Work order:
Reproduction without pictures: print every entry precisely as written.
Recorded data Block Start
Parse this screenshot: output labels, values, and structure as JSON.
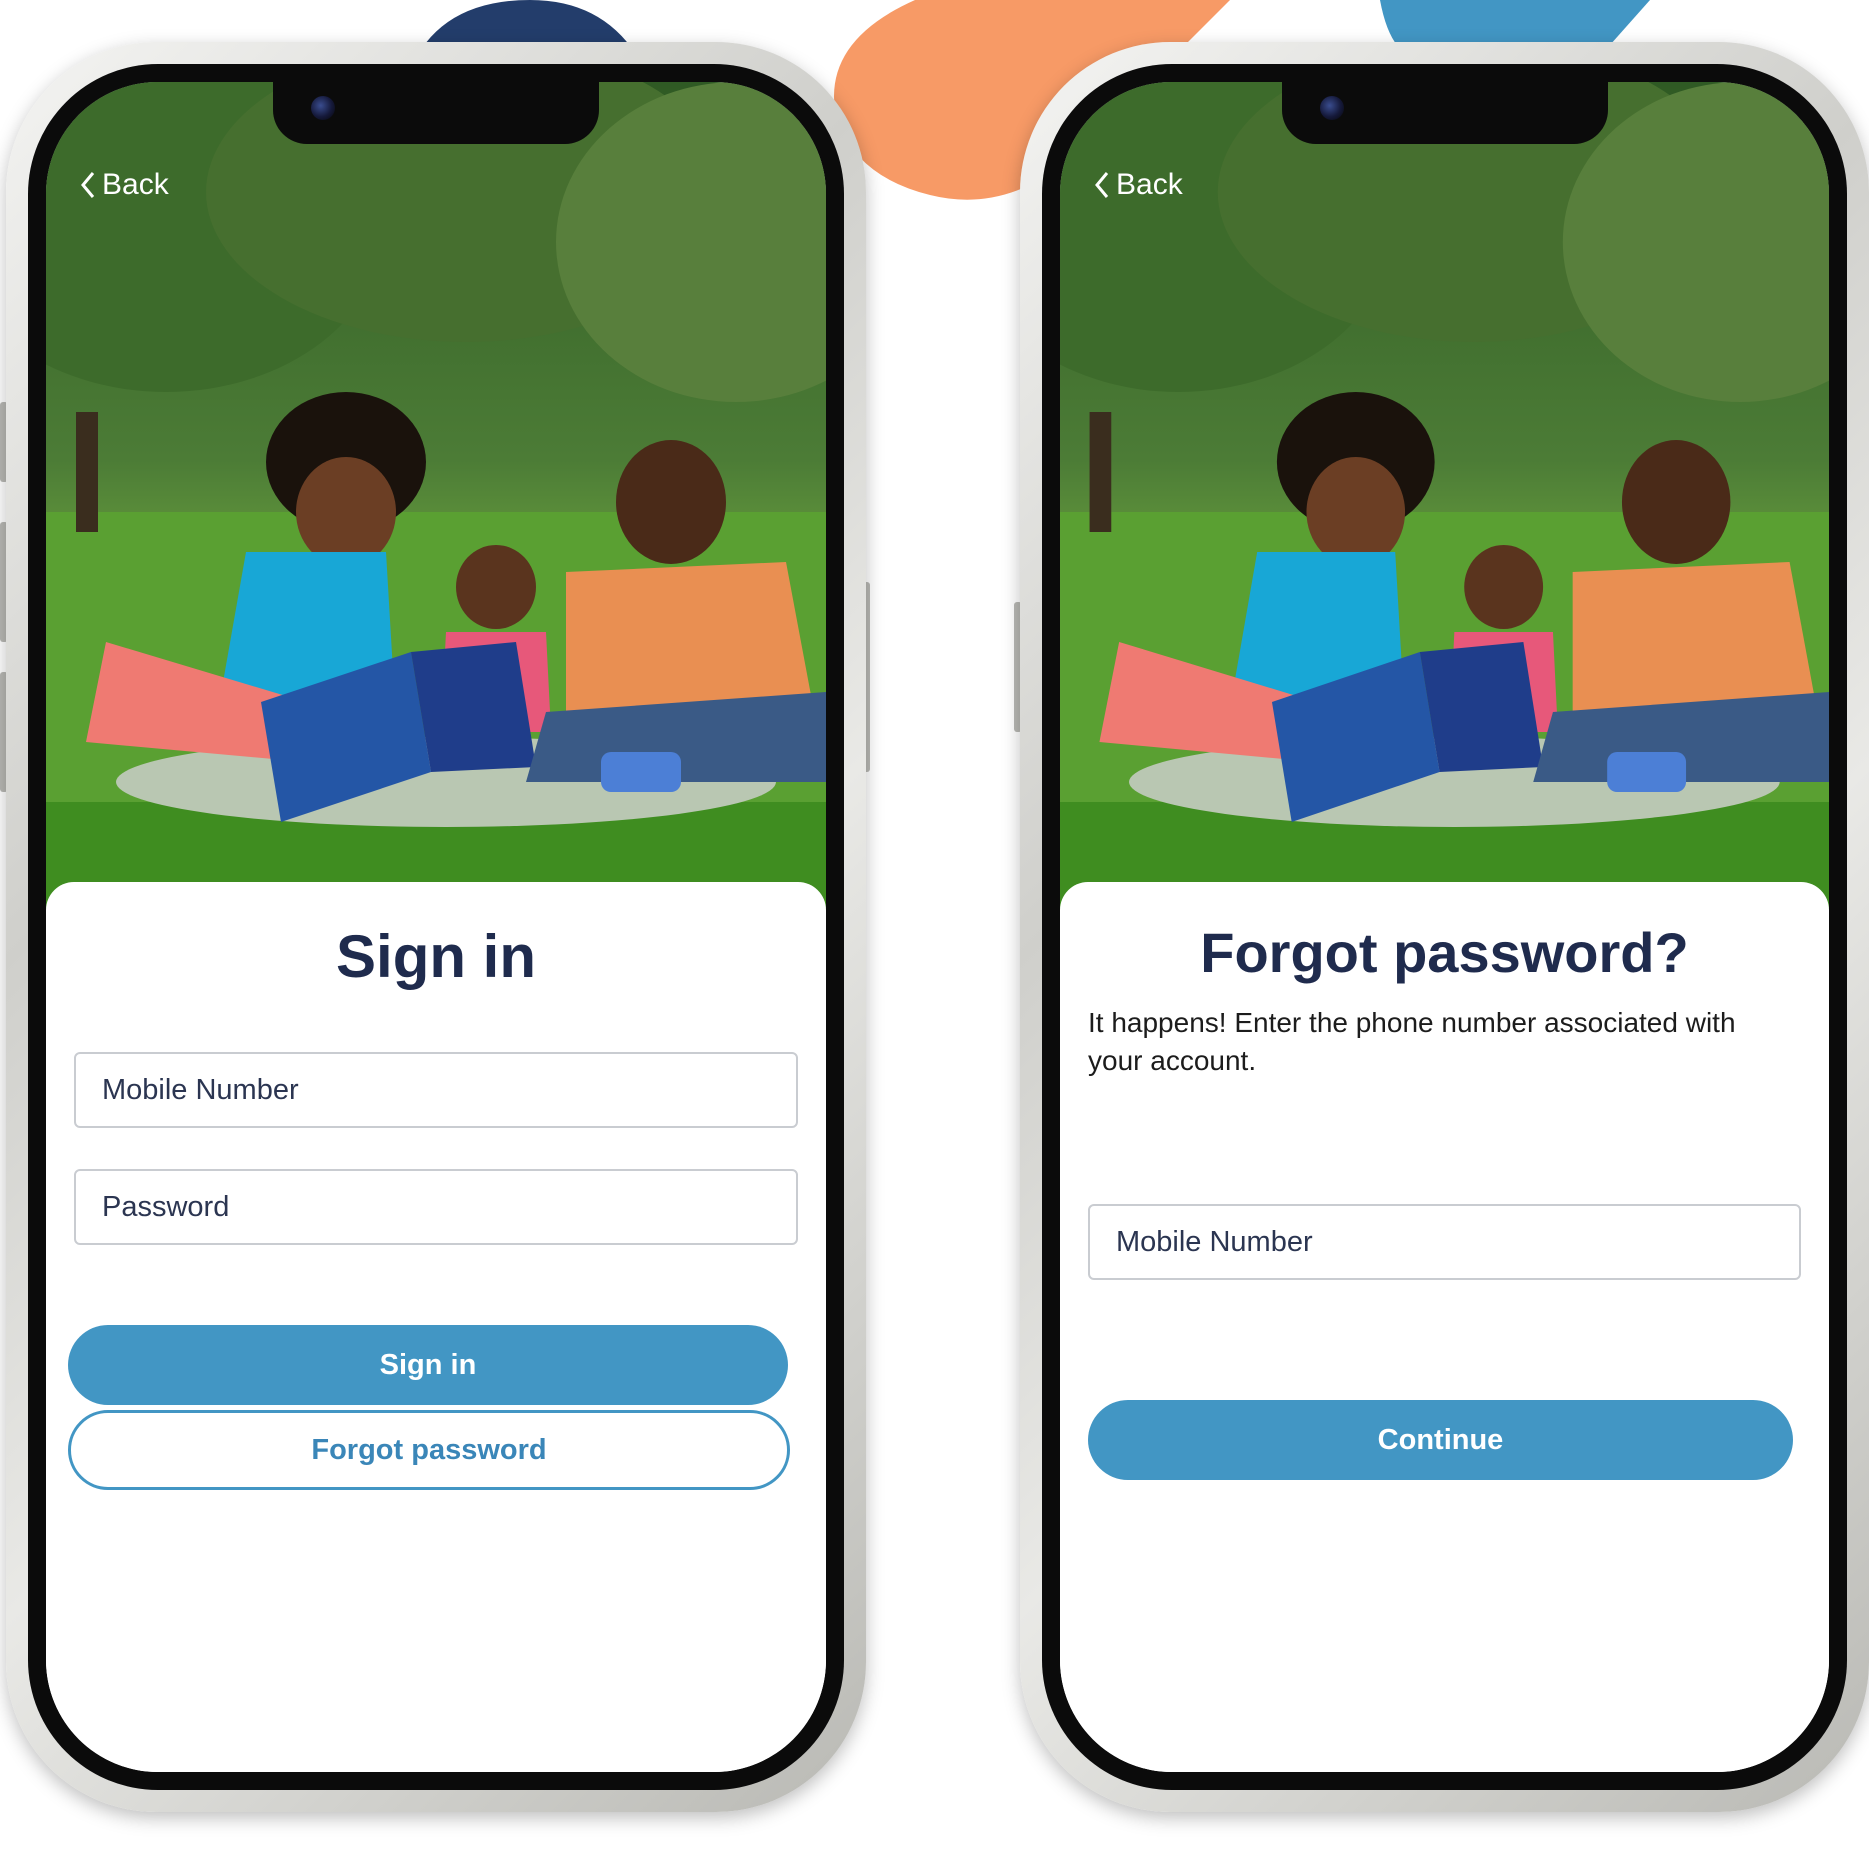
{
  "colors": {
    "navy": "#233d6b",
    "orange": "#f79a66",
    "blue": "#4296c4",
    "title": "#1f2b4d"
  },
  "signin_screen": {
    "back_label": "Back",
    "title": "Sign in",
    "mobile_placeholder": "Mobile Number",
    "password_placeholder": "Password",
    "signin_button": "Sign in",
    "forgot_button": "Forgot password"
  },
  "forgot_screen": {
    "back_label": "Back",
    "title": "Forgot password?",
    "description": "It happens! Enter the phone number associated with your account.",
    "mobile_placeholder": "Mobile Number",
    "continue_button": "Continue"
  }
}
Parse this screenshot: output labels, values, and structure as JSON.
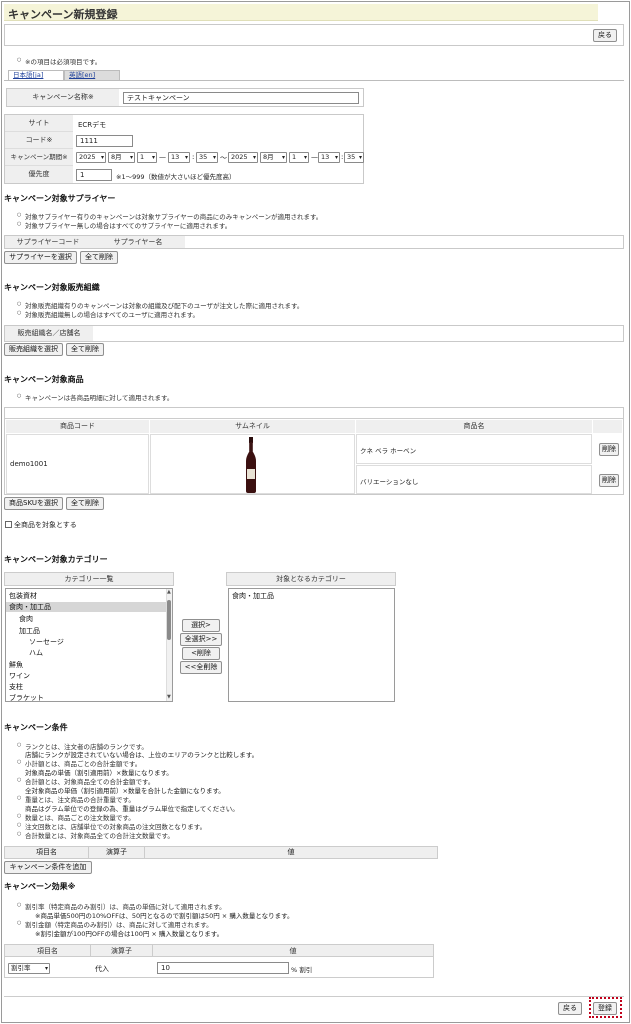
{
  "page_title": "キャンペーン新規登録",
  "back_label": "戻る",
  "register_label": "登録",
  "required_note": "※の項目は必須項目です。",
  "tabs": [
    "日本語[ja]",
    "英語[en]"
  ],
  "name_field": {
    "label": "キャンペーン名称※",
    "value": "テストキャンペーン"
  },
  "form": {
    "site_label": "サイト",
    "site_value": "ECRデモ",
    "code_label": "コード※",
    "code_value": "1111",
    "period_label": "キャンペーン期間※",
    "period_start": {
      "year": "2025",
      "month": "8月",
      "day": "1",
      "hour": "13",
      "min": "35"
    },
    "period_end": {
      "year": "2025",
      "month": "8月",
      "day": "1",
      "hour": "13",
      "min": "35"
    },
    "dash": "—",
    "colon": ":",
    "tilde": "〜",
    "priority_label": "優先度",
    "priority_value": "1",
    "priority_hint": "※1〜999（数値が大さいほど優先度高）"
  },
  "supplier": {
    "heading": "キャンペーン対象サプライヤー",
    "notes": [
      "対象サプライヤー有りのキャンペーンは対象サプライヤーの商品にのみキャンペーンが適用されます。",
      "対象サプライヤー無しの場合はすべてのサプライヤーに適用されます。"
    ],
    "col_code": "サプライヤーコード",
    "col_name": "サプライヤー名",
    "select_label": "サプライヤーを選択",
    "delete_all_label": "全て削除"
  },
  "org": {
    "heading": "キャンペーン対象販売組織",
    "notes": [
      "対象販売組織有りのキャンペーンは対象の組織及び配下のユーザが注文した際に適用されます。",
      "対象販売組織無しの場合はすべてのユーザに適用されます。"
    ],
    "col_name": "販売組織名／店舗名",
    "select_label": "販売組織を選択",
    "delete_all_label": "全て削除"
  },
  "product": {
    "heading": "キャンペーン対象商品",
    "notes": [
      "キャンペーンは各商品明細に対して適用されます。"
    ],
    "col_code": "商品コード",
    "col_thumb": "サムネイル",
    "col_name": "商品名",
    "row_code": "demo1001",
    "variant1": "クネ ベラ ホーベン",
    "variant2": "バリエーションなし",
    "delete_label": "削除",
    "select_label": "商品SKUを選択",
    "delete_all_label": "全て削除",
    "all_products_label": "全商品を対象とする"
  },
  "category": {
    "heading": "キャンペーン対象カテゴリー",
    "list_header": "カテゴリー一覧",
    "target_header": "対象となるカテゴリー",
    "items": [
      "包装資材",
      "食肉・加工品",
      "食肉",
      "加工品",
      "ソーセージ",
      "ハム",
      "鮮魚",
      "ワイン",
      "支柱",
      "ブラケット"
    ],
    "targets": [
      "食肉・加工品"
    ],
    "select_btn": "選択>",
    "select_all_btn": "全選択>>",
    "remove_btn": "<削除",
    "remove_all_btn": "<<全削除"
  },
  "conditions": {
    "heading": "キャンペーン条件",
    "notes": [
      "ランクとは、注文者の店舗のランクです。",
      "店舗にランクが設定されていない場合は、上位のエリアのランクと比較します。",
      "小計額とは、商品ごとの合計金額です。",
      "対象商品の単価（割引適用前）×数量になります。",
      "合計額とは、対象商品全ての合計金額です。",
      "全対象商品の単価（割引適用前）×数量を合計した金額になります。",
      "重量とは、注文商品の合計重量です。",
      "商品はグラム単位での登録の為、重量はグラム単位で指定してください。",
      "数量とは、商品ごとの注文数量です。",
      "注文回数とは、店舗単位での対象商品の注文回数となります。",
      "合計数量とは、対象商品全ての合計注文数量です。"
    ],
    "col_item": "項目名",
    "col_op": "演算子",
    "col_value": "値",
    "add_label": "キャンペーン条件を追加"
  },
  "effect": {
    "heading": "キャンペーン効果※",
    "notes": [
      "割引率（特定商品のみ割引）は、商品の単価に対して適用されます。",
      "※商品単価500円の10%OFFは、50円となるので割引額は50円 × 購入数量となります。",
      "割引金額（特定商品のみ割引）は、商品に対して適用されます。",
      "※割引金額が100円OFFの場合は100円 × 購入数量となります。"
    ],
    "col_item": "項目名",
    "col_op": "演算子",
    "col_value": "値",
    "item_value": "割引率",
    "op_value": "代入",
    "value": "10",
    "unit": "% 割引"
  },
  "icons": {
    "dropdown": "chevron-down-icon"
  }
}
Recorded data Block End
Answer to this task:
Parse this screenshot: output labels, values, and structure as JSON.
{
  "colors": {
    "navy": "#233d6b",
    "orange": "#f79a66",
    "blue": "#4296c4",
    "title": "#1f2b4d"
  },
  "signin_screen": {
    "back_label": "Back",
    "title": "Sign in",
    "mobile_placeholder": "Mobile Number",
    "password_placeholder": "Password",
    "signin_button": "Sign in",
    "forgot_button": "Forgot password"
  },
  "forgot_screen": {
    "back_label": "Back",
    "title": "Forgot password?",
    "description": "It happens! Enter the phone number associated with your account.",
    "mobile_placeholder": "Mobile Number",
    "continue_button": "Continue"
  }
}
Parse this screenshot: output labels, values, and structure as JSON.
{
  "page_title": "キャンペーン新規登録",
  "back_label": "戻る",
  "register_label": "登録",
  "required_note": "※の項目は必須項目です。",
  "tabs": [
    "日本語[ja]",
    "英語[en]"
  ],
  "name_field": {
    "label": "キャンペーン名称※",
    "value": "テストキャンペーン"
  },
  "form": {
    "site_label": "サイト",
    "site_value": "ECRデモ",
    "code_label": "コード※",
    "code_value": "1111",
    "period_label": "キャンペーン期間※",
    "period_start": {
      "year": "2025",
      "month": "8月",
      "day": "1",
      "hour": "13",
      "min": "35"
    },
    "period_end": {
      "year": "2025",
      "month": "8月",
      "day": "1",
      "hour": "13",
      "min": "35"
    },
    "dash": "—",
    "colon": ":",
    "tilde": "〜",
    "priority_label": "優先度",
    "priority_value": "1",
    "priority_hint": "※1〜999（数値が大さいほど優先度高）"
  },
  "supplier": {
    "heading": "キャンペーン対象サプライヤー",
    "notes": [
      "対象サプライヤー有りのキャンペーンは対象サプライヤーの商品にのみキャンペーンが適用されます。",
      "対象サプライヤー無しの場合はすべてのサプライヤーに適用されます。"
    ],
    "col_code": "サプライヤーコード",
    "col_name": "サプライヤー名",
    "select_label": "サプライヤーを選択",
    "delete_all_label": "全て削除"
  },
  "org": {
    "heading": "キャンペーン対象販売組織",
    "notes": [
      "対象販売組織有りのキャンペーンは対象の組織及び配下のユーザが注文した際に適用されます。",
      "対象販売組織無しの場合はすべてのユーザに適用されます。"
    ],
    "col_name": "販売組織名／店舗名",
    "select_label": "販売組織を選択",
    "delete_all_label": "全て削除"
  },
  "product": {
    "heading": "キャンペーン対象商品",
    "notes": [
      "キャンペーンは各商品明細に対して適用されます。"
    ],
    "col_code": "商品コード",
    "col_thumb": "サムネイル",
    "col_name": "商品名",
    "row_code": "demo1001",
    "variant1": "クネ ベラ ホーベン",
    "variant2": "バリエーションなし",
    "delete_label": "削除",
    "select_label": "商品SKUを選択",
    "delete_all_label": "全て削除",
    "all_products_label": "全商品を対象とする"
  },
  "category": {
    "heading": "キャンペーン対象カテゴリー",
    "list_header": "カテゴリー一覧",
    "target_header": "対象となるカテゴリー",
    "items": [
      "包装資材",
      "食肉・加工品",
      "食肉",
      "加工品",
      "ソーセージ",
      "ハム",
      "鮮魚",
      "ワイン",
      "支柱",
      "ブラケット"
    ],
    "targets": [
      "食肉・加工品"
    ],
    "select_btn": "選択>",
    "select_all_btn": "全選択>>",
    "remove_btn": "<削除",
    "remove_all_btn": "<<全削除"
  },
  "conditions": {
    "heading": "キャンペーン条件",
    "notes": [
      "ランクとは、注文者の店舗のランクです。",
      "店舗にランクが設定されていない場合は、上位のエリアのランクと比較します。",
      "小計額とは、商品ごとの合計金額です。",
      "対象商品の単価（割引適用前）×数量になります。",
      "合計額とは、対象商品全ての合計金額です。",
      "全対象商品の単価（割引適用前）×数量を合計した金額になります。",
      "重量とは、注文商品の合計重量です。",
      "商品はグラム単位での登録の為、重量はグラム単位で指定してください。",
      "数量とは、商品ごとの注文数量です。",
      "注文回数とは、店舗単位での対象商品の注文回数となります。",
      "合計数量とは、対象商品全ての合計注文数量です。"
    ],
    "col_item": "項目名",
    "col_op": "演算子",
    "col_value": "値",
    "add_label": "キャンペーン条件を追加"
  },
  "effect": {
    "heading": "キャンペーン効果※",
    "notes": [
      "割引率（特定商品のみ割引）は、商品の単価に対して適用されます。",
      "※商品単価500円の10%OFFは、50円となるので割引額は50円 × 購入数量となります。",
      "割引金額（特定商品のみ割引）は、商品に対して適用されます。",
      "※割引金額が100円OFFの場合は100円 × 購入数量となります。"
    ],
    "col_item": "項目名",
    "col_op": "演算子",
    "col_value": "値",
    "item_value": "割引率",
    "op_value": "代入",
    "value": "10",
    "unit": "% 割引"
  },
  "icons": {
    "dropdown": "chevron-down-icon"
  }
}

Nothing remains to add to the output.